You are to retype all of the data exactly as it appears.

(Material provided begins)

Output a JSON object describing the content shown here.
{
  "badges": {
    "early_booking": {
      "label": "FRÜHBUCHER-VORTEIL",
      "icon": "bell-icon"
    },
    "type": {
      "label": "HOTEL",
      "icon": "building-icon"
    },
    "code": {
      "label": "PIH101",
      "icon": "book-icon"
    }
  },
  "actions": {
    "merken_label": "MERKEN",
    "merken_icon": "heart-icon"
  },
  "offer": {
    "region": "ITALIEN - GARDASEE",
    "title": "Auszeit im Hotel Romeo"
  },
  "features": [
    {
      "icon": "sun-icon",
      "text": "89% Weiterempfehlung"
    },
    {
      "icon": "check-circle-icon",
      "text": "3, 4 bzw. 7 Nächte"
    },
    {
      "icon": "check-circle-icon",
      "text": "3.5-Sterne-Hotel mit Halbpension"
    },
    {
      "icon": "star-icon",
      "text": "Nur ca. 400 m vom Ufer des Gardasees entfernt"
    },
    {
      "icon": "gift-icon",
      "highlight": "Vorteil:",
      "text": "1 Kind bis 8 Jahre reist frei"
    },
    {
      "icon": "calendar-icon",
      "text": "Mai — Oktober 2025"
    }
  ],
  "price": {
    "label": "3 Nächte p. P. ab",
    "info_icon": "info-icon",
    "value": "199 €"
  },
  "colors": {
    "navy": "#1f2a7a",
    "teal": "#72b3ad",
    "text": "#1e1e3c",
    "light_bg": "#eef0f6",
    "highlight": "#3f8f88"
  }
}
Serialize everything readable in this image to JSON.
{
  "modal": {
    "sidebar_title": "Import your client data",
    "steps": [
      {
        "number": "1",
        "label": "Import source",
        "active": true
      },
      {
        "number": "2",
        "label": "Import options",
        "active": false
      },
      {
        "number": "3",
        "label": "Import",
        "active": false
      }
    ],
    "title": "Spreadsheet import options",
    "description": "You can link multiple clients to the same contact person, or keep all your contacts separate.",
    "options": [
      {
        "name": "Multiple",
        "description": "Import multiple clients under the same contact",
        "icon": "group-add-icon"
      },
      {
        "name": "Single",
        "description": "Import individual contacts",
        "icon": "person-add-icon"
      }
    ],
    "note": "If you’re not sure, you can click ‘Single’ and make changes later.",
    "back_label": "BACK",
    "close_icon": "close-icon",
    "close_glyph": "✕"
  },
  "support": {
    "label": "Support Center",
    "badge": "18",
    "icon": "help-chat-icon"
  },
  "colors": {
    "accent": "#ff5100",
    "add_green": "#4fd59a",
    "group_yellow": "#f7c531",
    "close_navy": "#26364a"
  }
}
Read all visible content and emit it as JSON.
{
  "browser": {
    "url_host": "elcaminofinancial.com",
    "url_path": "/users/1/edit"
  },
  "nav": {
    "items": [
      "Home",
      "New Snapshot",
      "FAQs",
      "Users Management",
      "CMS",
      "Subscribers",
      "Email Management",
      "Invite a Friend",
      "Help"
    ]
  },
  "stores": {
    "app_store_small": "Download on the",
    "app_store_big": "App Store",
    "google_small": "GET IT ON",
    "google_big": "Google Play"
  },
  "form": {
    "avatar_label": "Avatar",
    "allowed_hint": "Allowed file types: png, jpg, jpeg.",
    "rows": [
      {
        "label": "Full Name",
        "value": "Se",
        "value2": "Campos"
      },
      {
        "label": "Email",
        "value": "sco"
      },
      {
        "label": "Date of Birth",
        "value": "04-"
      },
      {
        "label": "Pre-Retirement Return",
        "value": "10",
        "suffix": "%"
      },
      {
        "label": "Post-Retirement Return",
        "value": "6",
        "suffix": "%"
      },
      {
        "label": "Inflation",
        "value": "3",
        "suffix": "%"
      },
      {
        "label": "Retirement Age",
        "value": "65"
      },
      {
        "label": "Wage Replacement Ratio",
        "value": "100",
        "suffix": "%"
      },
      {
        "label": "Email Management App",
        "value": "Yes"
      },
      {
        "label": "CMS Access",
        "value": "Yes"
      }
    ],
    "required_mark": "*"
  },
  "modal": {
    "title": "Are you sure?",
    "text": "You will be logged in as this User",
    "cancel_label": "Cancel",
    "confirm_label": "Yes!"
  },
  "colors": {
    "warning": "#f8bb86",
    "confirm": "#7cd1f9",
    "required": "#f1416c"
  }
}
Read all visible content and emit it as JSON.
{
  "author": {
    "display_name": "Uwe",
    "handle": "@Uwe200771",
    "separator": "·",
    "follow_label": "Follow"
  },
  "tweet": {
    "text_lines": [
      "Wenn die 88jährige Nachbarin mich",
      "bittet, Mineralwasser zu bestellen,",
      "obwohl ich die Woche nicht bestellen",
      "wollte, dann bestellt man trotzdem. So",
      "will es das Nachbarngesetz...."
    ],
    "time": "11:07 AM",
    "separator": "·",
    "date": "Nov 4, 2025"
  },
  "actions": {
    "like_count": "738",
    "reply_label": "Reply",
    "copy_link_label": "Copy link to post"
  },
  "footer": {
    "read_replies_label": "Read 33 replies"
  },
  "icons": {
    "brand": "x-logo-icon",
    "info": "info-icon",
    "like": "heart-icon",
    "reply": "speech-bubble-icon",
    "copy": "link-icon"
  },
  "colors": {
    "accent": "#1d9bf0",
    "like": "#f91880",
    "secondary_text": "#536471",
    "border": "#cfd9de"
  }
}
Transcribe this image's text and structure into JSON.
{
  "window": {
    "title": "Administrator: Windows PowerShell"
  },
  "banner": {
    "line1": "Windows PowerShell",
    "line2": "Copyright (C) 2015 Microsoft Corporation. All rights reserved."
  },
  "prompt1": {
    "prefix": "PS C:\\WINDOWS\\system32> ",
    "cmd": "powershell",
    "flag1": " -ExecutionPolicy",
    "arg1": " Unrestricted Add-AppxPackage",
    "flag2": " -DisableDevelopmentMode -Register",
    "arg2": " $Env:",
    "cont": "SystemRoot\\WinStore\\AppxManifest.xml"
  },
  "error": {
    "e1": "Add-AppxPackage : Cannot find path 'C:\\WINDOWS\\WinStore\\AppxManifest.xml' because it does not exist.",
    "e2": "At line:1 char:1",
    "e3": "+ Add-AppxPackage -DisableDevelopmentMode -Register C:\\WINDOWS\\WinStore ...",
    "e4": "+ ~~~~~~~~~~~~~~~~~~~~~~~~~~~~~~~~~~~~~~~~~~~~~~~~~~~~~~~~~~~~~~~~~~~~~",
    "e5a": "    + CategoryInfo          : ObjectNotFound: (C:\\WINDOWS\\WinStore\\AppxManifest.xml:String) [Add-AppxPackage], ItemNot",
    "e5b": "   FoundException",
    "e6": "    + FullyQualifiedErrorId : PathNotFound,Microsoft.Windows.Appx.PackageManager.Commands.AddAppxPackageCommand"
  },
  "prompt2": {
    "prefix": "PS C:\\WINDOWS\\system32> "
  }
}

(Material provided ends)

__Task result__.
Output a JSON object describing the content shown here.
{
  "badges": {
    "early_booking": {
      "label": "FRÜHBUCHER-VORTEIL",
      "icon": "bell-icon"
    },
    "type": {
      "label": "HOTEL",
      "icon": "building-icon"
    },
    "code": {
      "label": "PIH101",
      "icon": "book-icon"
    }
  },
  "actions": {
    "merken_label": "MERKEN",
    "merken_icon": "heart-icon"
  },
  "offer": {
    "region": "ITALIEN - GARDASEE",
    "title": "Auszeit im Hotel Romeo"
  },
  "features": [
    {
      "icon": "sun-icon",
      "text": "89% Weiterempfehlung"
    },
    {
      "icon": "check-circle-icon",
      "text": "3, 4 bzw. 7 Nächte"
    },
    {
      "icon": "check-circle-icon",
      "text": "3.5-Sterne-Hotel mit Halbpension"
    },
    {
      "icon": "star-icon",
      "text": "Nur ca. 400 m vom Ufer des Gardasees entfernt"
    },
    {
      "icon": "gift-icon",
      "highlight": "Vorteil:",
      "text": "1 Kind bis 8 Jahre reist frei"
    },
    {
      "icon": "calendar-icon",
      "text": "Mai — Oktober 2025"
    }
  ],
  "price": {
    "label": "3 Nächte p. P. ab",
    "info_icon": "info-icon",
    "value": "199 €"
  },
  "colors": {
    "navy": "#1f2a7a",
    "teal": "#72b3ad",
    "text": "#1e1e3c",
    "light_bg": "#eef0f6",
    "highlight": "#3f8f88"
  }
}
Serialize everything readable in this image to JSON.
{
  "modal": {
    "sidebar_title": "Import your client data",
    "steps": [
      {
        "number": "1",
        "label": "Import source",
        "active": true
      },
      {
        "number": "2",
        "label": "Import options",
        "active": false
      },
      {
        "number": "3",
        "label": "Import",
        "active": false
      }
    ],
    "title": "Spreadsheet import options",
    "description": "You can link multiple clients to the same contact person, or keep all your contacts separate.",
    "options": [
      {
        "name": "Multiple",
        "description": "Import multiple clients under the same contact",
        "icon": "group-add-icon"
      },
      {
        "name": "Single",
        "description": "Import individual contacts",
        "icon": "person-add-icon"
      }
    ],
    "note": "If you’re not sure, you can click ‘Single’ and make changes later.",
    "back_label": "BACK",
    "close_icon": "close-icon",
    "close_glyph": "✕"
  },
  "support": {
    "label": "Support Center",
    "badge": "18",
    "icon": "help-chat-icon"
  },
  "colors": {
    "accent": "#ff5100",
    "add_green": "#4fd59a",
    "group_yellow": "#f7c531",
    "close_navy": "#26364a"
  }
}
Read all visible content and emit it as JSON.
{
  "browser": {
    "url_host": "elcaminofinancial.com",
    "url_path": "/users/1/edit"
  },
  "nav": {
    "items": [
      "Home",
      "New Snapshot",
      "FAQs",
      "Users Management",
      "CMS",
      "Subscribers",
      "Email Management",
      "Invite a Friend",
      "Help"
    ]
  },
  "stores": {
    "app_store_small": "Download on the",
    "app_store_big": "App Store",
    "google_small": "GET IT ON",
    "google_big": "Google Play"
  },
  "form": {
    "avatar_label": "Avatar",
    "allowed_hint": "Allowed file types: png, jpg, jpeg.",
    "rows": [
      {
        "label": "Full Name",
        "value": "Se",
        "value2": "Campos"
      },
      {
        "label": "Email",
        "value": "sco"
      },
      {
        "label": "Date of Birth",
        "value": "04-"
      },
      {
        "label": "Pre-Retirement Return",
        "value": "10",
        "suffix": "%"
      },
      {
        "label": "Post-Retirement Return",
        "value": "6",
        "suffix": "%"
      },
      {
        "label": "Inflation",
        "value": "3",
        "suffix": "%"
      },
      {
        "label": "Retirement Age",
        "value": "65"
      },
      {
        "label": "Wage Replacement Ratio",
        "value": "100",
        "suffix": "%"
      },
      {
        "label": "Email Management App",
        "value": "Yes"
      },
      {
        "label": "CMS Access",
        "value": "Yes"
      }
    ],
    "required_mark": "*"
  },
  "modal": {
    "title": "Are you sure?",
    "text": "You will be logged in as this User",
    "cancel_label": "Cancel",
    "confirm_label": "Yes!"
  },
  "colors": {
    "warning": "#f8bb86",
    "confirm": "#7cd1f9",
    "required": "#f1416c"
  }
}
Read all visible content and emit it as JSON.
{
  "author": {
    "display_name": "Uwe",
    "handle": "@Uwe200771",
    "separator": "·",
    "follow_label": "Follow"
  },
  "tweet": {
    "text_lines": [
      "Wenn die 88jährige Nachbarin mich",
      "bittet, Mineralwasser zu bestellen,",
      "obwohl ich die Woche nicht bestellen",
      "wollte, dann bestellt man trotzdem. So",
      "will es das Nachbarngesetz...."
    ],
    "time": "11:07 AM",
    "separator": "·",
    "date": "Nov 4, 2025"
  },
  "actions": {
    "like_count": "738",
    "reply_label": "Reply",
    "copy_link_label": "Copy link to post"
  },
  "footer": {
    "read_replies_label": "Read 33 replies"
  },
  "icons": {
    "brand": "x-logo-icon",
    "info": "info-icon",
    "like": "heart-icon",
    "reply": "speech-bubble-icon",
    "copy": "link-icon"
  },
  "colors": {
    "accent": "#1d9bf0",
    "like": "#f91880",
    "secondary_text": "#536471",
    "border": "#cfd9de"
  }
}
Transcribe this image's text and structure into JSON.
{
  "window": {
    "title": "Administrator: Windows PowerShell"
  },
  "banner": {
    "line1": "Windows PowerShell",
    "line2": "Copyright (C) 2015 Microsoft Corporation. All rights reserved."
  },
  "prompt1": {
    "prefix": "PS C:\\WINDOWS\\system32> ",
    "cmd": "powershell",
    "flag1": " -ExecutionPolicy",
    "arg1": " Unrestricted Add-AppxPackage",
    "flag2": " -DisableDevelopmentMode -Register",
    "arg2": " $Env:",
    "cont": "SystemRoot\\WinStore\\AppxManifest.xml"
  },
  "error": {
    "e1": "Add-AppxPackage : Cannot find path 'C:\\WINDOWS\\WinStore\\AppxManifest.xml' because it does not exist.",
    "e2": "At line:1 char:1",
    "e3": "+ Add-AppxPackage -DisableDevelopmentMode -Register C:\\WINDOWS\\WinStore ...",
    "e4": "+ ~~~~~~~~~~~~~~~~~~~~~~~~~~~~~~~~~~~~~~~~~~~~~~~~~~~~~~~~~~~~~~~~~~~~~",
    "e5a": "    + CategoryInfo          : ObjectNotFound: (C:\\WINDOWS\\WinStore\\AppxManifest.xml:String) [Add-AppxPackage], ItemNot",
    "e5b": "   FoundException",
    "e6": "    + FullyQualifiedErrorId : PathNotFound,Microsoft.Windows.Appx.PackageManager.Commands.AddAppxPackageCommand"
  },
  "prompt2": {
    "prefix": "PS C:\\WINDOWS\\system32> "
  }
}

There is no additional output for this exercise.